##### Exercise data

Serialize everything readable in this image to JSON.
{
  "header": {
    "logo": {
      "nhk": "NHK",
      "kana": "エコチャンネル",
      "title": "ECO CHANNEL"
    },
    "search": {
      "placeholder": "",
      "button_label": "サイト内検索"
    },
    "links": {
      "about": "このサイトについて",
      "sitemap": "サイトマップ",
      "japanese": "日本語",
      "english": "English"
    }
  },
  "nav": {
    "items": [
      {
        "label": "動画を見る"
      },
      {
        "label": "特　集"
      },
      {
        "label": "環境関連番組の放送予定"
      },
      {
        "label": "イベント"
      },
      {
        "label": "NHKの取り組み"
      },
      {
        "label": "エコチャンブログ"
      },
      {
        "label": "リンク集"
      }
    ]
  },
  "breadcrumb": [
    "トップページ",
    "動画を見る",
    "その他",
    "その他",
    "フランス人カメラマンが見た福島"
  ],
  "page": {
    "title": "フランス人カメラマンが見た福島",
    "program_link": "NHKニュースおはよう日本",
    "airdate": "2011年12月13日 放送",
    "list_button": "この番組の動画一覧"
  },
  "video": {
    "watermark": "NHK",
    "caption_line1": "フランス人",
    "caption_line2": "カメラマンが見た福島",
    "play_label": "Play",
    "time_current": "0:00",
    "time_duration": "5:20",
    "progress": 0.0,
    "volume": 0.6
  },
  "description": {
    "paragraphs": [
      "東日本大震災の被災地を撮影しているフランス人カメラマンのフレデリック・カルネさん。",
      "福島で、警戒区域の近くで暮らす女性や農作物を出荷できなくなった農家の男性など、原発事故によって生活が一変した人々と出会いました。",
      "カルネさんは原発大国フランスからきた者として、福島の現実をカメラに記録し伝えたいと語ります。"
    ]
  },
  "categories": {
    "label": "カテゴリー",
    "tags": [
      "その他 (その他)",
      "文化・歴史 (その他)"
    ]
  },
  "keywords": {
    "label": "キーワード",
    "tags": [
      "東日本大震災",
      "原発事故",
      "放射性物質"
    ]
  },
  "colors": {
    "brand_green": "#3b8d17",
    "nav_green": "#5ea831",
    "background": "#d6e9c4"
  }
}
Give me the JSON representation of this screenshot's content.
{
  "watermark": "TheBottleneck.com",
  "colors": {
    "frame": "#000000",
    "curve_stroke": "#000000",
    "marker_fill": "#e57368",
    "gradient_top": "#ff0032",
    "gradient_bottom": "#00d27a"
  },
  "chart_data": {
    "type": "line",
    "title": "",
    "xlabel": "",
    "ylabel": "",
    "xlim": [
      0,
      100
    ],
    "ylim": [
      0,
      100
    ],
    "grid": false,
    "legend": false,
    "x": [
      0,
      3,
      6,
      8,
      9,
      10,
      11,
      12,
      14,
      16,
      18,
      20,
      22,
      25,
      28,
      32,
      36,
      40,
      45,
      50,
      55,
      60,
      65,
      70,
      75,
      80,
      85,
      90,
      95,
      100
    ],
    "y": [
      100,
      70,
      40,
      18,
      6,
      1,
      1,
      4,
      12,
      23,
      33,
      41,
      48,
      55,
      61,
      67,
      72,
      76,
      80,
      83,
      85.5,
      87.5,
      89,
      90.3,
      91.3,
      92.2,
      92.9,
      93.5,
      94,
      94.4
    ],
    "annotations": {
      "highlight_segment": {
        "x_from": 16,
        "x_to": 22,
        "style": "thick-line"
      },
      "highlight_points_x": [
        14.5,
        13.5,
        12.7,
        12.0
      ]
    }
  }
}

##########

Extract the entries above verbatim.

# Exercise answer
Serialize everything readable in this image to JSON.
{
  "header": {
    "logo": {
      "nhk": "NHK",
      "kana": "エコチャンネル",
      "title": "ECO CHANNEL"
    },
    "search": {
      "placeholder": "",
      "button_label": "サイト内検索"
    },
    "links": {
      "about": "このサイトについて",
      "sitemap": "サイトマップ",
      "japanese": "日本語",
      "english": "English"
    }
  },
  "nav": {
    "items": [
      {
        "label": "動画を見る"
      },
      {
        "label": "特　集"
      },
      {
        "label": "環境関連番組の放送予定"
      },
      {
        "label": "イベント"
      },
      {
        "label": "NHKの取り組み"
      },
      {
        "label": "エコチャンブログ"
      },
      {
        "label": "リンク集"
      }
    ]
  },
  "breadcrumb": [
    "トップページ",
    "動画を見る",
    "その他",
    "その他",
    "フランス人カメラマンが見た福島"
  ],
  "page": {
    "title": "フランス人カメラマンが見た福島",
    "program_link": "NHKニュースおはよう日本",
    "airdate": "2011年12月13日 放送",
    "list_button": "この番組の動画一覧"
  },
  "video": {
    "watermark": "NHK",
    "caption_line1": "フランス人",
    "caption_line2": "カメラマンが見た福島",
    "play_label": "Play",
    "time_current": "0:00",
    "time_duration": "5:20",
    "progress": 0.0,
    "volume": 0.6
  },
  "description": {
    "paragraphs": [
      "東日本大震災の被災地を撮影しているフランス人カメラマンのフレデリック・カルネさん。",
      "福島で、警戒区域の近くで暮らす女性や農作物を出荷できなくなった農家の男性など、原発事故によって生活が一変した人々と出会いました。",
      "カルネさんは原発大国フランスからきた者として、福島の現実をカメラに記録し伝えたいと語ります。"
    ]
  },
  "categories": {
    "label": "カテゴリー",
    "tags": [
      "その他 (その他)",
      "文化・歴史 (その他)"
    ]
  },
  "keywords": {
    "label": "キーワード",
    "tags": [
      "東日本大震災",
      "原発事故",
      "放射性物質"
    ]
  },
  "colors": {
    "brand_green": "#3b8d17",
    "nav_green": "#5ea831",
    "background": "#d6e9c4"
  }
}
Give me the JSON representation of this screenshot's content.
{
  "watermark": "TheBottleneck.com",
  "colors": {
    "frame": "#000000",
    "curve_stroke": "#000000",
    "marker_fill": "#e57368",
    "gradient_top": "#ff0032",
    "gradient_bottom": "#00d27a"
  },
  "chart_data": {
    "type": "line",
    "title": "",
    "xlabel": "",
    "ylabel": "",
    "xlim": [
      0,
      100
    ],
    "ylim": [
      0,
      100
    ],
    "grid": false,
    "legend": false,
    "x": [
      0,
      3,
      6,
      8,
      9,
      10,
      11,
      12,
      14,
      16,
      18,
      20,
      22,
      25,
      28,
      32,
      36,
      40,
      45,
      50,
      55,
      60,
      65,
      70,
      75,
      80,
      85,
      90,
      95,
      100
    ],
    "y": [
      100,
      70,
      40,
      18,
      6,
      1,
      1,
      4,
      12,
      23,
      33,
      41,
      48,
      55,
      61,
      67,
      72,
      76,
      80,
      83,
      85.5,
      87.5,
      89,
      90.3,
      91.3,
      92.2,
      92.9,
      93.5,
      94,
      94.4
    ],
    "annotations": {
      "highlight_segment": {
        "x_from": 16,
        "x_to": 22,
        "style": "thick-line"
      },
      "highlight_points_x": [
        14.5,
        13.5,
        12.7,
        12.0
      ]
    }
  }
}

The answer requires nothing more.